:: TASK GOAL ::
Write out each entry below exactly; the images do not belong in your copy.

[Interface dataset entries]
◇ ◇ ◇
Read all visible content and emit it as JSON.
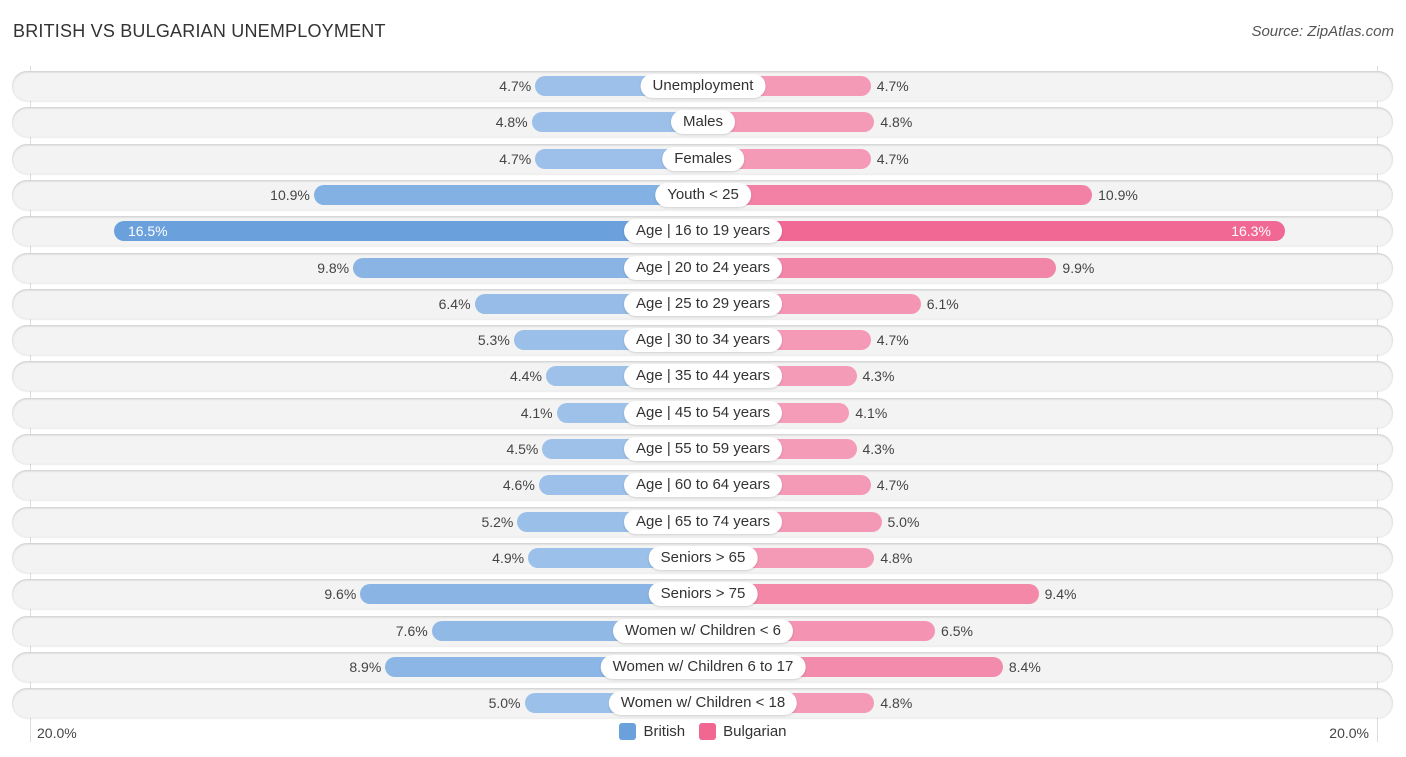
{
  "title": "BRITISH VS BULGARIAN UNEMPLOYMENT",
  "source": "Source: ZipAtlas.com",
  "colors": {
    "british": "#6aa0dc",
    "british_light": "#a8c8ec",
    "bulgarian": "#f06792",
    "bulgarian_light": "#f5a6bf",
    "row_bg": "#f3f3f3"
  },
  "axis": {
    "left_label": "20.0%",
    "right_label": "20.0%"
  },
  "legend": [
    {
      "name": "British",
      "color": "#6aa0dc"
    },
    {
      "name": "Bulgarian",
      "color": "#f06792"
    }
  ],
  "chart_data": {
    "type": "bar",
    "orientation": "horizontal-diverging",
    "title": "BRITISH VS BULGARIAN UNEMPLOYMENT",
    "xlabel": "",
    "ylabel": "",
    "xlim": [
      -20,
      20
    ],
    "legend_position": "bottom-center",
    "categories": [
      "Unemployment",
      "Males",
      "Females",
      "Youth < 25",
      "Age | 16 to 19 years",
      "Age | 20 to 24 years",
      "Age | 25 to 29 years",
      "Age | 30 to 34 years",
      "Age | 35 to 44 years",
      "Age | 45 to 54 years",
      "Age | 55 to 59 years",
      "Age | 60 to 64 years",
      "Age | 65 to 74 years",
      "Seniors > 65",
      "Seniors > 75",
      "Women w/ Children < 6",
      "Women w/ Children 6 to 17",
      "Women w/ Children < 18"
    ],
    "series": [
      {
        "name": "British",
        "values": [
          4.7,
          4.8,
          4.7,
          10.9,
          16.5,
          9.8,
          6.4,
          5.3,
          4.4,
          4.1,
          4.5,
          4.6,
          5.2,
          4.9,
          9.6,
          7.6,
          8.9,
          5.0
        ],
        "labels": [
          "4.7%",
          "4.8%",
          "4.7%",
          "10.9%",
          "16.5%",
          "9.8%",
          "6.4%",
          "5.3%",
          "4.4%",
          "4.1%",
          "4.5%",
          "4.6%",
          "5.2%",
          "4.9%",
          "9.6%",
          "7.6%",
          "8.9%",
          "5.0%"
        ]
      },
      {
        "name": "Bulgarian",
        "values": [
          4.7,
          4.8,
          4.7,
          10.9,
          16.3,
          9.9,
          6.1,
          4.7,
          4.3,
          4.1,
          4.3,
          4.7,
          5.0,
          4.8,
          9.4,
          6.5,
          8.4,
          4.8
        ],
        "labels": [
          "4.7%",
          "4.8%",
          "4.7%",
          "10.9%",
          "16.3%",
          "9.9%",
          "6.1%",
          "4.7%",
          "4.3%",
          "4.1%",
          "4.3%",
          "4.7%",
          "5.0%",
          "4.8%",
          "9.4%",
          "6.5%",
          "8.4%",
          "4.8%"
        ]
      }
    ]
  }
}
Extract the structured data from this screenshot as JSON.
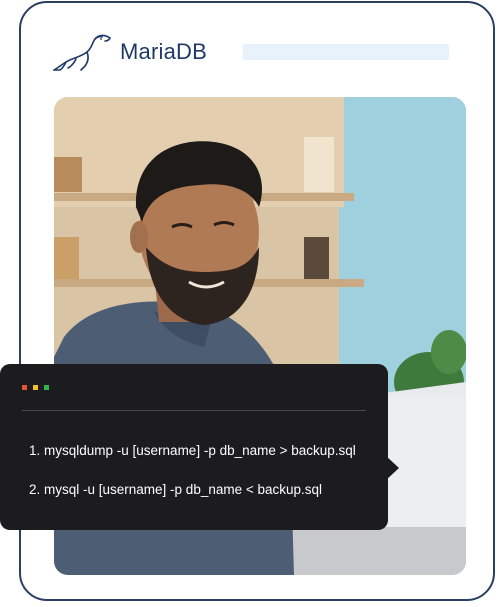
{
  "brand": {
    "name": "MariaDB",
    "logo_icon": "seal-logo-icon",
    "text_color": "#1f3a68"
  },
  "header": {
    "search_bar_color": "#e8f2fb"
  },
  "photo": {
    "subject": "person-using-laptop-photo"
  },
  "terminal": {
    "dots": [
      {
        "name": "red-dot",
        "color": "#e4572e"
      },
      {
        "name": "yellow-dot",
        "color": "#f2c02c"
      },
      {
        "name": "green-dot",
        "color": "#2fb54a"
      }
    ],
    "commands": [
      "1. mysqldump -u [username] -p db_name > backup.sql",
      "2. mysql -u [username] -p db_name < backup.sql"
    ]
  }
}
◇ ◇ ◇
:: EXERCISE RESULT ::
Read all visible content and emit it as JSON.
{
  "title": "BRITISH VS BULGARIAN UNEMPLOYMENT",
  "source": "Source: ZipAtlas.com",
  "colors": {
    "british": "#6aa0dc",
    "british_light": "#a8c8ec",
    "bulgarian": "#f06792",
    "bulgarian_light": "#f5a6bf",
    "row_bg": "#f3f3f3"
  },
  "axis": {
    "left_label": "20.0%",
    "right_label": "20.0%"
  },
  "legend": [
    {
      "name": "British",
      "color": "#6aa0dc"
    },
    {
      "name": "Bulgarian",
      "color": "#f06792"
    }
  ],
  "chart_data": {
    "type": "bar",
    "orientation": "horizontal-diverging",
    "title": "BRITISH VS BULGARIAN UNEMPLOYMENT",
    "xlabel": "",
    "ylabel": "",
    "xlim": [
      -20,
      20
    ],
    "legend_position": "bottom-center",
    "categories": [
      "Unemployment",
      "Males",
      "Females",
      "Youth < 25",
      "Age | 16 to 19 years",
      "Age | 20 to 24 years",
      "Age | 25 to 29 years",
      "Age | 30 to 34 years",
      "Age | 35 to 44 years",
      "Age | 45 to 54 years",
      "Age | 55 to 59 years",
      "Age | 60 to 64 years",
      "Age | 65 to 74 years",
      "Seniors > 65",
      "Seniors > 75",
      "Women w/ Children < 6",
      "Women w/ Children 6 to 17",
      "Women w/ Children < 18"
    ],
    "series": [
      {
        "name": "British",
        "values": [
          4.7,
          4.8,
          4.7,
          10.9,
          16.5,
          9.8,
          6.4,
          5.3,
          4.4,
          4.1,
          4.5,
          4.6,
          5.2,
          4.9,
          9.6,
          7.6,
          8.9,
          5.0
        ],
        "labels": [
          "4.7%",
          "4.8%",
          "4.7%",
          "10.9%",
          "16.5%",
          "9.8%",
          "6.4%",
          "5.3%",
          "4.4%",
          "4.1%",
          "4.5%",
          "4.6%",
          "5.2%",
          "4.9%",
          "9.6%",
          "7.6%",
          "8.9%",
          "5.0%"
        ]
      },
      {
        "name": "Bulgarian",
        "values": [
          4.7,
          4.8,
          4.7,
          10.9,
          16.3,
          9.9,
          6.1,
          4.7,
          4.3,
          4.1,
          4.3,
          4.7,
          5.0,
          4.8,
          9.4,
          6.5,
          8.4,
          4.8
        ],
        "labels": [
          "4.7%",
          "4.8%",
          "4.7%",
          "10.9%",
          "16.3%",
          "9.9%",
          "6.1%",
          "4.7%",
          "4.3%",
          "4.1%",
          "4.3%",
          "4.7%",
          "5.0%",
          "4.8%",
          "9.4%",
          "6.5%",
          "8.4%",
          "4.8%"
        ]
      }
    ]
  }
}
Extract the structured data from this screenshot as JSON.
{
  "brand": {
    "name": "MariaDB",
    "logo_icon": "seal-logo-icon",
    "text_color": "#1f3a68"
  },
  "header": {
    "search_bar_color": "#e8f2fb"
  },
  "photo": {
    "subject": "person-using-laptop-photo"
  },
  "terminal": {
    "dots": [
      {
        "name": "red-dot",
        "color": "#e4572e"
      },
      {
        "name": "yellow-dot",
        "color": "#f2c02c"
      },
      {
        "name": "green-dot",
        "color": "#2fb54a"
      }
    ],
    "commands": [
      "1. mysqldump -u [username] -p db_name > backup.sql",
      "2. mysql -u [username] -p db_name < backup.sql"
    ]
  }
}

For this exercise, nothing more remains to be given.